[fusion_builder_container hundred_percent=”yes” overflow=”visible”][fusion_builder_row][fusion_builder_column type=”1_1″ last=”yes” spacing=”yes” center_content=”no” hide_on_mobile=”no” background_color=”” background_image=”” background_repeat=”no-repeat” background_position=”left top” border_position=”all” border_size=”0px” border_color=”” border_style=”solid” padding=”25px” margin_top=”-35px” margin_bottom=”0px” animation_type=”0″ animation_direction=”down” animation_speed=”0.1″ class=”” id=””][fusion_text][fusion_builder_row_inner][fusion_builder_column_inner type=”1_2″ spacing=”yes” last=”no” center_content=”no” hide_on_mobile=”no” background_color=”” background_image=”” background_repeat=”no-repeat” background_position=”left top” border_position=”all” border_size=”0px” border_color=”” border_style=”solid” padding=”25px” margin_top=”0px” margin_bottom=”” animation_type=”0″ animation_direction=”down” animation_speed=”0.1″ class=”” id=””]Suzuki’s Talent Education movement has many ideas about how to develop a person’s aptitude through the study of music. Many people believe that you are either born with talent or not: so you may as well not study. But Suzuki created a very straightforward approach toward ability development. “People either become experts at doing the right thing, which is seen as a fine talent, or they become experts at doing something that is wrong and unacceptable, which is seen as lack of talent. Depending upon these two things — the amount and quality of the practice — superior ability can be produced in anyone.”

Knowledge is not skill. Knowledge plus ten thousand times is skill! –Suzuki

Ability development

A student approaches the lessons and practice in a way that either fosters its success, or not. There are no shortcuts. You simply cannot compare a student who practices five minutes a day with another who practices an hour a day. The student who practices five minutes a day will fail to gain ability in the long run; a student who practices an hour a day in a conscientious way will develop superior skill without fail.[/fusion_builder_column_inner] [fusion_builder_column_inner type=”1_2″ spacing=”yes” last=”yes” center_content=”no” hide_on_mobile=”no” background_color=”” background_image=”” background_repeat=”no-repeat” background_position=”left top” border_position=”all” border_size=”0px” border_color=”” border_style=”solid” padding=”25px” margin_top=”-20px” margin_bottom=”” animation_type=”0″ animation_direction=”down” animation_speed=”0.1″ class=”” id=””]

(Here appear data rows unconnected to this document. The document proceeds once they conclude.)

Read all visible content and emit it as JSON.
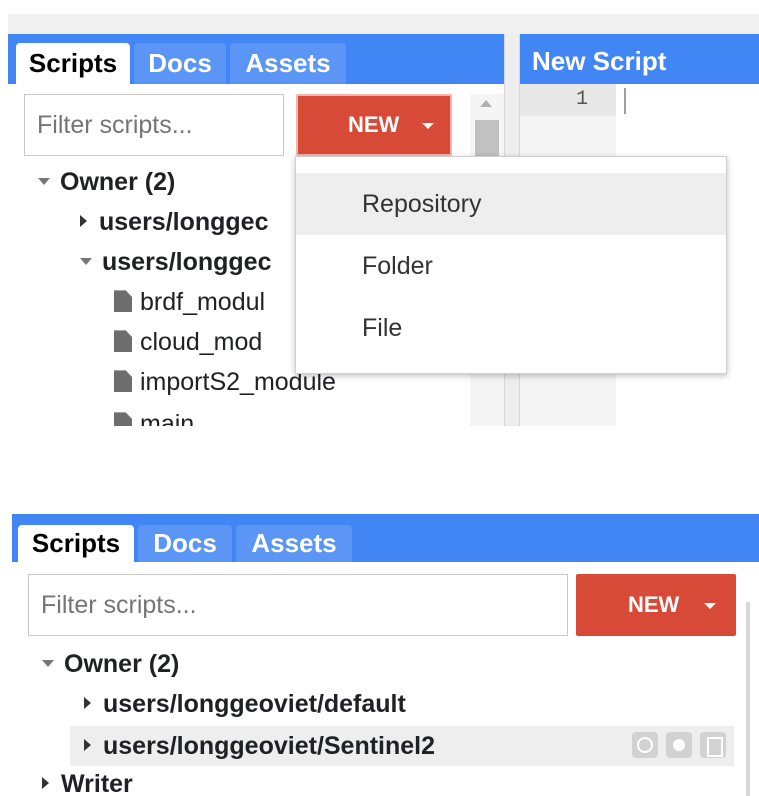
{
  "top_panel": {
    "tabs": [
      {
        "label": "Scripts",
        "active": true
      },
      {
        "label": "Docs",
        "active": false
      },
      {
        "label": "Assets",
        "active": false
      }
    ],
    "filter_placeholder": "Filter scripts...",
    "new_button": "NEW",
    "editor": {
      "title": "New Script",
      "line_number": "1"
    },
    "tree": {
      "owner": "Owner",
      "owner_count": "(2)",
      "repo_collapsed": "users/longgec",
      "repo_expanded": "users/longgec",
      "files": [
        "brdf_modul",
        "cloud_mod",
        "importS2_module",
        "main"
      ]
    },
    "dropdown": {
      "items": [
        {
          "label": "Repository",
          "highlighted": true
        },
        {
          "label": "Folder",
          "highlighted": false
        },
        {
          "label": "File",
          "highlighted": false
        }
      ]
    }
  },
  "bottom_panel": {
    "tabs": [
      {
        "label": "Scripts",
        "active": true
      },
      {
        "label": "Docs",
        "active": false
      },
      {
        "label": "Assets",
        "active": false
      }
    ],
    "filter_placeholder": "Filter scripts...",
    "new_button": "NEW",
    "tree": {
      "owner": "Owner",
      "owner_count": "(2)",
      "repos": [
        "users/longgeoviet/default",
        "users/longgeoviet/Sentinel2"
      ],
      "writer": "Writer"
    }
  },
  "colors": {
    "tab_bar": "#4285f4",
    "new_button": "#d84a38",
    "dropdown_highlight": "#eeeeee"
  }
}
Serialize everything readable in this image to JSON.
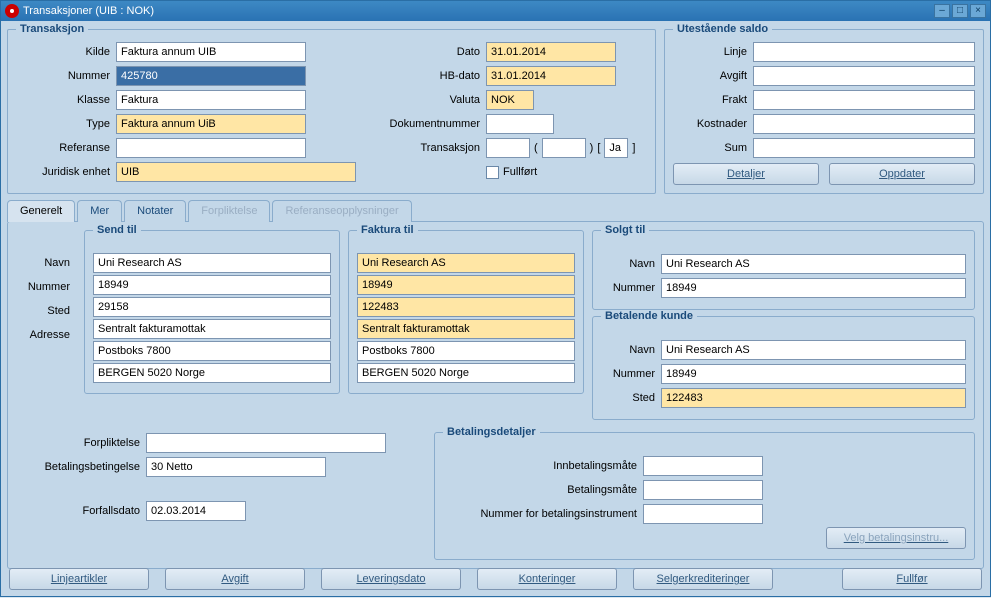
{
  "window": {
    "title": "Transaksjoner (UIB : NOK)"
  },
  "transaksjon": {
    "legend": "Transaksjon",
    "kilde_label": "Kilde",
    "kilde": "Faktura annum UIB",
    "nummer_label": "Nummer",
    "nummer": "425780",
    "klasse_label": "Klasse",
    "klasse": "Faktura",
    "type_label": "Type",
    "type": "Faktura annum UiB",
    "referanse_label": "Referanse",
    "referanse": "",
    "juridisk_label": "Juridisk enhet",
    "juridisk": "UIB",
    "dato_label": "Dato",
    "dato": "31.01.2014",
    "hbdato_label": "HB-dato",
    "hbdato": "31.01.2014",
    "valuta_label": "Valuta",
    "valuta": "NOK",
    "doknr_label": "Dokumentnummer",
    "doknr": "",
    "trans_label": "Transaksjon",
    "trans1": "",
    "trans2": "",
    "trans_ja": "Ja",
    "fullfort_label": "Fullført"
  },
  "utestaende": {
    "legend": "Utestående saldo",
    "linje_label": "Linje",
    "linje": "",
    "avgift_label": "Avgift",
    "avgift": "",
    "frakt_label": "Frakt",
    "frakt": "",
    "kostnader_label": "Kostnader",
    "kostnader": "",
    "sum_label": "Sum",
    "sum": "",
    "detaljer_btn": "Detaljer",
    "oppdater_btn": "Oppdater"
  },
  "tabs": {
    "generelt": "Generelt",
    "mer": "Mer",
    "notater": "Notater",
    "forpliktelse": "Forpliktelse",
    "ref": "Referanseopplysninger"
  },
  "sendtil": {
    "legend": "Send til",
    "navn_label": "Navn",
    "navn": "Uni Research AS",
    "nummer_label": "Nummer",
    "nummer": "18949",
    "sted_label": "Sted",
    "sted": "29158",
    "adresse_label": "Adresse",
    "adresse1": "Sentralt fakturamottak",
    "adresse2": "Postboks 7800",
    "adresse3": "BERGEN 5020 Norge"
  },
  "fakturatil": {
    "legend": "Faktura til",
    "navn": "Uni Research AS",
    "nummer": "18949",
    "sted": "122483",
    "adresse1": "Sentralt fakturamottak",
    "adresse2": "Postboks 7800",
    "adresse3": "BERGEN 5020 Norge"
  },
  "solgttil": {
    "legend": "Solgt til",
    "navn_label": "Navn",
    "navn": "Uni Research AS",
    "nummer_label": "Nummer",
    "nummer": "18949"
  },
  "betalende": {
    "legend": "Betalende kunde",
    "navn_label": "Navn",
    "navn": "Uni Research AS",
    "nummer_label": "Nummer",
    "nummer": "18949",
    "sted_label": "Sted",
    "sted": "122483"
  },
  "lower_left": {
    "forpliktelse_label": "Forpliktelse",
    "forpliktelse": "",
    "bet_label": "Betalingsbetingelse",
    "bet": "30 Netto",
    "forfall_label": "Forfallsdato",
    "forfall": "02.03.2014"
  },
  "betdetaljer": {
    "legend": "Betalingsdetaljer",
    "innbet_label": "Innbetalingsmåte",
    "innbet": "",
    "betmate_label": "Betalingsmåte",
    "betmate": "",
    "instr_label": "Nummer for betalingsinstrument",
    "instr": "",
    "velg_btn": "Velg betalingsinstru..."
  },
  "footer": {
    "linjeartikler": "Linjeartikler",
    "avgift": "Avgift",
    "leveringsdato": "Leveringsdato",
    "konteringer": "Konteringer",
    "selger": "Selgerkrediteringer",
    "fullfor": "Fullfør"
  }
}
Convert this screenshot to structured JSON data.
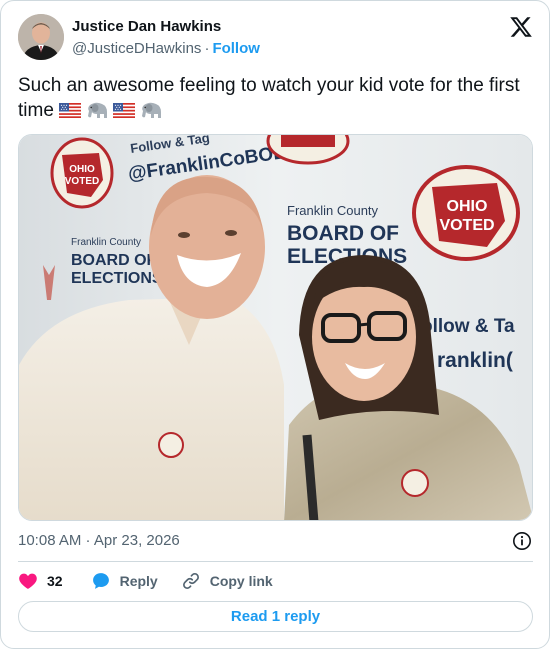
{
  "author": {
    "name": "Justice Dan Hawkins",
    "handle": "@JusticeDHawkins",
    "separator": "·",
    "follow_label": "Follow"
  },
  "tweet": {
    "text": "Such an awesome feeling to watch your kid vote for the first time",
    "emojis": [
      "us-flag-emoji",
      "elephant-emoji",
      "us-flag-emoji",
      "elephant-emoji"
    ]
  },
  "photo": {
    "banner": {
      "follow_text": "Follow & Tag",
      "handle_text": "@FranklinCoBOE",
      "org_line1": "Franklin County",
      "org_line2": "BOARD OF",
      "org_line3": "ELECTIONS",
      "sticker_top": "OHIO",
      "sticker_bottom": "VOTED",
      "partial_follow": "ollow & Ta",
      "partial_handle": "ranklin("
    }
  },
  "meta": {
    "timestamp": "10:08 AM · Apr 23, 2026"
  },
  "actions": {
    "likes_count": "32",
    "reply_label": "Reply",
    "copy_link_label": "Copy link"
  },
  "read_replies_label": "Read 1 reply",
  "colors": {
    "accent": "#1d9bf0",
    "like": "#f91880",
    "muted": "#536471",
    "border": "#cfd9de",
    "sticker_red": "#b5282c"
  }
}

Repetition is the key to success

IMG_0198In the early stages, progress will be slow, but this lays a good foundation for future pieces. Sometimes a bright student becomes impatient with this approach. After they play the passage correctly one time, they see no need to continue. They want to move on.

In speech, a child can use as many as 70 repetitions of a word, phrase, or sentence in one time period. The child must “repeat, rework, and reiterate” to ultimately make that word his own and move on to the next. This is true for a piano student as well.

Schedule short practice sessions

A child does not necessarily understand the benefits of this repetition, so schedule their practice every day at the same time. It is actually good to schedule several short practice periods rather than play for one continuous stretch. As long as the short period is sufficient for warm up time, it can actually be more efficient. If you wait for the child to feel like practicing … it won’t happen.[/fusion_builder_column_inner][/fusion_builder_row_inner][/fusion_text][/fusion_builder_column][/fusion_builder_row][/fusion_builder_container]